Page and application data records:
===

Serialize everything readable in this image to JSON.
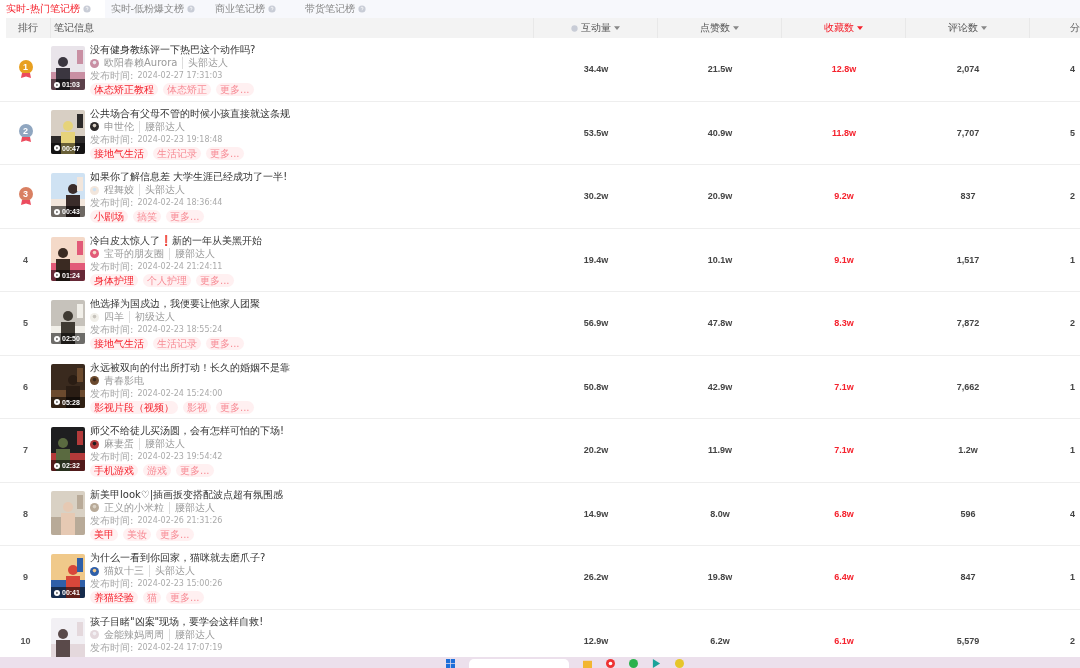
{
  "tabs": [
    {
      "label": "实时-热门笔记榜",
      "selected": true
    },
    {
      "label": "实时-低粉爆文榜",
      "selected": false
    },
    {
      "label": "商业笔记榜",
      "selected": false
    },
    {
      "label": "带货笔记榜",
      "selected": false
    }
  ],
  "columns": [
    {
      "label": "排行",
      "kind": "rank",
      "sorted": false
    },
    {
      "label": "笔记信息",
      "kind": "note",
      "sorted": false
    },
    {
      "label": "互动量",
      "kind": "hinted",
      "sorted": false
    },
    {
      "label": "点赞数",
      "kind": "metric",
      "sorted": false
    },
    {
      "label": "收藏数",
      "kind": "metric",
      "sorted": true
    },
    {
      "label": "评论数",
      "kind": "metric",
      "sorted": false
    },
    {
      "label": "分",
      "kind": "cut",
      "sorted": false
    }
  ],
  "rows": [
    {
      "rank": "1",
      "color": "#e8a020",
      "title": "没有健身教练评一下热巴这个动作吗?",
      "author": "欧阳春赖Aurora",
      "level": "头部达人",
      "published_label": "发布时间:",
      "published": "2024-02-27 17:31:03",
      "duration": "01:03",
      "tags": [
        {
          "label": "体态矫正教程",
          "kind": "category"
        },
        {
          "label": "体态矫正",
          "kind": "topic"
        },
        {
          "label": "更多...",
          "kind": "more"
        }
      ],
      "metrics": [
        "34.4w",
        "21.5w",
        "12.8w",
        "2,074",
        "4"
      ]
    },
    {
      "rank": "2",
      "color": "#8fa6c0",
      "title": "公共场合有父母不管的时候小孩直接就这条规",
      "author": "申世伦",
      "level": "腰部达人",
      "published_label": "发布时间:",
      "published": "2024-02-23 19:18:48",
      "duration": "00:47",
      "tags": [
        {
          "label": "接地气生活",
          "kind": "category"
        },
        {
          "label": "生活记录",
          "kind": "topic"
        },
        {
          "label": "更多...",
          "kind": "more"
        }
      ],
      "metrics": [
        "53.5w",
        "40.9w",
        "11.8w",
        "7,707",
        "5"
      ]
    },
    {
      "rank": "3",
      "color": "#d98062",
      "title": "如果你了解信息差 大学生涯已经成功了一半!",
      "author": "程舞姣",
      "level": "头部达人",
      "published_label": "发布时间:",
      "published": "2024-02-24 18:36:44",
      "duration": "00:43",
      "tags": [
        {
          "label": "小剧场",
          "kind": "category"
        },
        {
          "label": "搞笑",
          "kind": "topic"
        },
        {
          "label": "更多...",
          "kind": "more"
        }
      ],
      "metrics": [
        "30.2w",
        "20.9w",
        "9.2w",
        "837",
        "2"
      ]
    },
    {
      "rank": "4",
      "title": "冷白皮太惊人了❗新的一年从美黑开始",
      "author": "宝哥的朋友圈",
      "level": "腰部达人",
      "published_label": "发布时间:",
      "published": "2024-02-24 21:24:11",
      "duration": "01:24",
      "tags": [
        {
          "label": "身体护理",
          "kind": "category"
        },
        {
          "label": "个人护理",
          "kind": "topic"
        },
        {
          "label": "更多...",
          "kind": "more"
        }
      ],
      "metrics": [
        "19.4w",
        "10.1w",
        "9.1w",
        "1,517",
        "1"
      ]
    },
    {
      "rank": "5",
      "title": "他选择为国戍边，我便要让他家人团聚",
      "author": "四羊",
      "level": "初级达人",
      "published_label": "发布时间:",
      "published": "2024-02-23 18:55:24",
      "duration": "02:50",
      "tags": [
        {
          "label": "接地气生活",
          "kind": "category"
        },
        {
          "label": "生活记录",
          "kind": "topic"
        },
        {
          "label": "更多...",
          "kind": "more"
        }
      ],
      "metrics": [
        "56.9w",
        "47.8w",
        "8.3w",
        "7,872",
        "2"
      ]
    },
    {
      "rank": "6",
      "title": "永远被双向的付出所打动！长久的婚姻不是靠",
      "author": "青春影电",
      "published_label": "发布时间:",
      "published": "2024-02-24 15:24:00",
      "duration": "05:28",
      "tags": [
        {
          "label": "影视片段（视频）",
          "kind": "category"
        },
        {
          "label": "影视",
          "kind": "topic"
        },
        {
          "label": "更多...",
          "kind": "more"
        }
      ],
      "metrics": [
        "50.8w",
        "42.9w",
        "7.1w",
        "7,662",
        "1"
      ]
    },
    {
      "rank": "7",
      "title": "师父不给徒儿买汤圆，会有怎样可怕的下场!",
      "author": "麻妻蛋",
      "level": "腰部达人",
      "published_label": "发布时间:",
      "published": "2024-02-23 19:54:42",
      "duration": "02:32",
      "tags": [
        {
          "label": "手机游戏",
          "kind": "category"
        },
        {
          "label": "游戏",
          "kind": "topic"
        },
        {
          "label": "更多...",
          "kind": "more"
        }
      ],
      "metrics": [
        "20.2w",
        "11.9w",
        "7.1w",
        "1.2w",
        "1"
      ]
    },
    {
      "rank": "8",
      "title": "新美甲look♡|插画扳变搭配波点超有氛围感",
      "author": "正义的小米粒",
      "level": "腰部达人",
      "published_label": "发布时间:",
      "published": "2024-02-26 21:31:26",
      "tags": [
        {
          "label": "美甲",
          "kind": "category"
        },
        {
          "label": "美妆",
          "kind": "topic"
        },
        {
          "label": "更多...",
          "kind": "more"
        }
      ],
      "metrics": [
        "14.9w",
        "8.0w",
        "6.8w",
        "596",
        "4"
      ]
    },
    {
      "rank": "9",
      "title": "为什么一看到你回家，猫咪就去磨爪子?",
      "author": "猫奴十三",
      "level": "头部达人",
      "published_label": "发布时间:",
      "published": "2024-02-23 15:00:26",
      "duration": "00:41",
      "tags": [
        {
          "label": "养猫经验",
          "kind": "category"
        },
        {
          "label": "猫",
          "kind": "topic"
        },
        {
          "label": "更多...",
          "kind": "more"
        }
      ],
      "metrics": [
        "26.2w",
        "19.8w",
        "6.4w",
        "847",
        "1"
      ]
    },
    {
      "rank": "10",
      "title": "孩子目睹\"凶案\"现场，要学会这样自救!",
      "author": "金能辣妈周周",
      "level": "腰部达人",
      "published_label": "发布时间:",
      "published": "2024-02-24 17:07:19",
      "metrics": [
        "12.9w",
        "6.2w",
        "6.1w",
        "5,579",
        "2"
      ]
    }
  ]
}
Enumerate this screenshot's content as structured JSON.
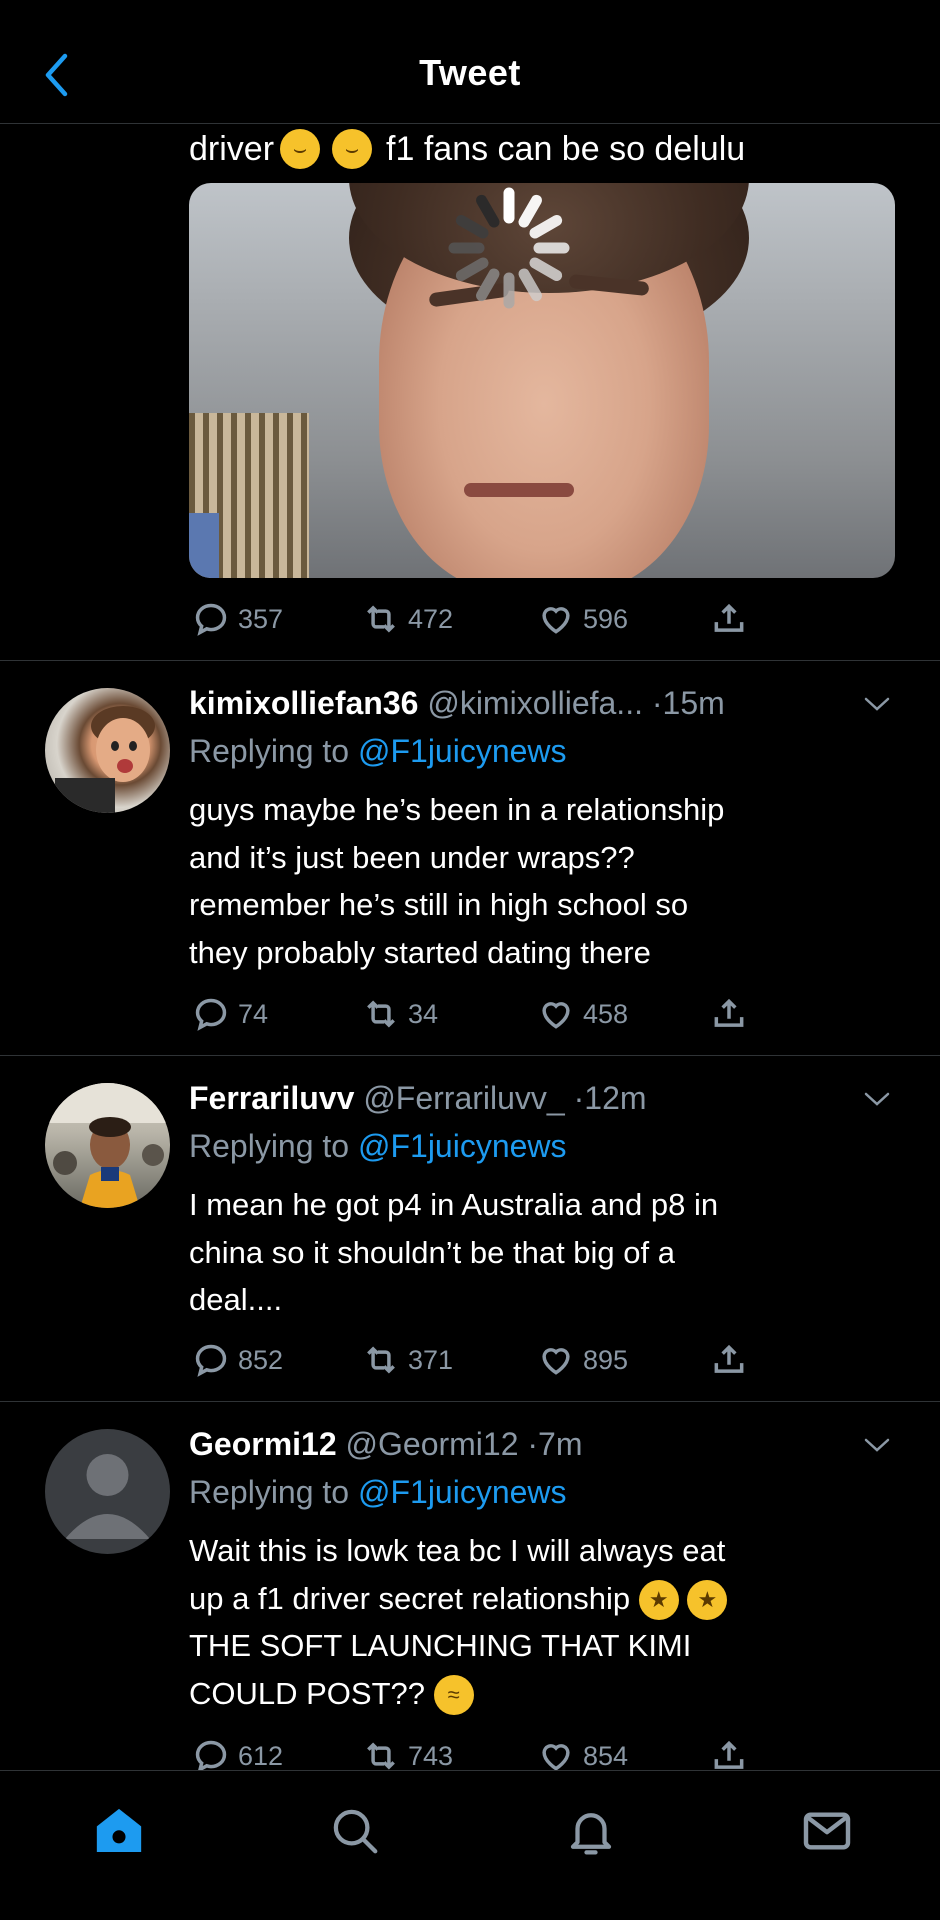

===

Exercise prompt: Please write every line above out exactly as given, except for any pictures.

Task solution:
Serialize everything readable in this image to JSON.
{
  "tabs": [
    {
      "label": "实时-热门笔记榜",
      "selected": true
    },
    {
      "label": "实时-低粉爆文榜",
      "selected": false
    },
    {
      "label": "商业笔记榜",
      "selected": false
    },
    {
      "label": "带货笔记榜",
      "selected": false
    }
  ],
  "columns": [
    {
      "label": "排行",
      "kind": "rank",
      "sorted": false
    },
    {
      "label": "笔记信息",
      "kind": "note",
      "sorted": false
    },
    {
      "label": "互动量",
      "kind": "hinted",
      "sorted": false
    },
    {
      "label": "点赞数",
      "kind": "metric",
      "sorted": false
    },
    {
      "label": "收藏数",
      "kind": "metric",
      "sorted": true
    },
    {
      "label": "评论数",
      "kind": "metric",
      "sorted": false
    },
    {
      "label": "分",
      "kind": "cut",
      "sorted": false
    }
  ],
  "rows": [
    {
      "rank": "1",
      "color": "#e8a020",
      "title": "没有健身教练评一下热巴这个动作吗?",
      "author": "欧阳春赖Aurora",
      "level": "头部达人",
      "published_label": "发布时间:",
      "published": "2024-02-27 17:31:03",
      "duration": "01:03",
      "tags": [
        {
          "label": "体态矫正教程",
          "kind": "category"
        },
        {
          "label": "体态矫正",
          "kind": "topic"
        },
        {
          "label": "更多...",
          "kind": "more"
        }
      ],
      "metrics": [
        "34.4w",
        "21.5w",
        "12.8w",
        "2,074",
        "4"
      ]
    },
    {
      "rank": "2",
      "color": "#8fa6c0",
      "title": "公共场合有父母不管的时候小孩直接就这条规",
      "author": "申世伦",
      "level": "腰部达人",
      "published_label": "发布时间:",
      "published": "2024-02-23 19:18:48",
      "duration": "00:47",
      "tags": [
        {
          "label": "接地气生活",
          "kind": "category"
        },
        {
          "label": "生活记录",
          "kind": "topic"
        },
        {
          "label": "更多...",
          "kind": "more"
        }
      ],
      "metrics": [
        "53.5w",
        "40.9w",
        "11.8w",
        "7,707",
        "5"
      ]
    },
    {
      "rank": "3",
      "color": "#d98062",
      "title": "如果你了解信息差 大学生涯已经成功了一半!",
      "author": "程舞姣",
      "level": "头部达人",
      "published_label": "发布时间:",
      "published": "2024-02-24 18:36:44",
      "duration": "00:43",
      "tags": [
        {
          "label": "小剧场",
          "kind": "category"
        },
        {
          "label": "搞笑",
          "kind": "topic"
        },
        {
          "label": "更多...",
          "kind": "more"
        }
      ],
      "metrics": [
        "30.2w",
        "20.9w",
        "9.2w",
        "837",
        "2"
      ]
    },
    {
      "rank": "4",
      "title": "冷白皮太惊人了❗新的一年从美黑开始",
      "author": "宝哥的朋友圈",
      "level": "腰部达人",
      "published_label": "发布时间:",
      "published": "2024-02-24 21:24:11",
      "duration": "01:24",
      "tags": [
        {
          "label": "身体护理",
          "kind": "category"
        },
        {
          "label": "个人护理",
          "kind": "topic"
        },
        {
          "label": "更多...",
          "kind": "more"
        }
      ],
      "metrics": [
        "19.4w",
        "10.1w",
        "9.1w",
        "1,517",
        "1"
      ]
    },
    {
      "rank": "5",
      "title": "他选择为国戍边，我便要让他家人团聚",
      "author": "四羊",
      "level": "初级达人",
      "published_label": "发布时间:",
      "published": "2024-02-23 18:55:24",
      "duration": "02:50",
      "tags": [
        {
          "label": "接地气生活",
          "kind": "category"
        },
        {
          "label": "生活记录",
          "kind": "topic"
        },
        {
          "label": "更多...",
          "kind": "more"
        }
      ],
      "metrics": [
        "56.9w",
        "47.8w",
        "8.3w",
        "7,872",
        "2"
      ]
    },
    {
      "rank": "6",
      "title": "永远被双向的付出所打动！长久的婚姻不是靠",
      "author": "青春影电",
      "published_label": "发布时间:",
      "published": "2024-02-24 15:24:00",
      "duration": "05:28",
      "tags": [
        {
          "label": "影视片段（视频）",
          "kind": "category"
        },
        {
          "label": "影视",
          "kind": "topic"
        },
        {
          "label": "更多...",
          "kind": "more"
        }
      ],
      "metrics": [
        "50.8w",
        "42.9w",
        "7.1w",
        "7,662",
        "1"
      ]
    },
    {
      "rank": "7",
      "title": "师父不给徒儿买汤圆，会有怎样可怕的下场!",
      "author": "麻妻蛋",
      "level": "腰部达人",
      "published_label": "发布时间:",
      "published": "2024-02-23 19:54:42",
      "duration": "02:32",
      "tags": [
        {
          "label": "手机游戏",
          "kind": "category"
        },
        {
          "label": "游戏",
          "kind": "topic"
        },
        {
          "label": "更多...",
          "kind": "more"
        }
      ],
      "metrics": [
        "20.2w",
        "11.9w",
        "7.1w",
        "1.2w",
        "1"
      ]
    },
    {
      "rank": "8",
      "title": "新美甲look♡|插画扳变搭配波点超有氛围感",
      "author": "正义的小米粒",
      "level": "腰部达人",
      "published_label": "发布时间:",
      "published": "2024-02-26 21:31:26",
      "tags": [
        {
          "label": "美甲",
          "kind": "category"
        },
        {
          "label": "美妆",
          "kind": "topic"
        },
        {
          "label": "更多...",
          "kind": "more"
        }
      ],
      "metrics": [
        "14.9w",
        "8.0w",
        "6.8w",
        "596",
        "4"
      ]
    },
    {
      "rank": "9",
      "title": "为什么一看到你回家，猫咪就去磨爪子?",
      "author": "猫奴十三",
      "level": "头部达人",
      "published_label": "发布时间:",
      "published": "2024-02-23 15:00:26",
      "duration": "00:41",
      "tags": [
        {
          "label": "养猫经验",
          "kind": "category"
        },
        {
          "label": "猫",
          "kind": "topic"
        },
        {
          "label": "更多...",
          "kind": "more"
        }
      ],
      "metrics": [
        "26.2w",
        "19.8w",
        "6.4w",
        "847",
        "1"
      ]
    },
    {
      "rank": "10",
      "title": "孩子目睹\"凶案\"现场，要学会这样自救!",
      "author": "金能辣妈周周",
      "level": "腰部达人",
      "published_label": "发布时间:",
      "published": "2024-02-24 17:07:19",
      "metrics": [
        "12.9w",
        "6.2w",
        "6.1w",
        "5,579",
        "2"
      ]
    }
  ]
}
Enumerate this screenshot's content as structured JSON.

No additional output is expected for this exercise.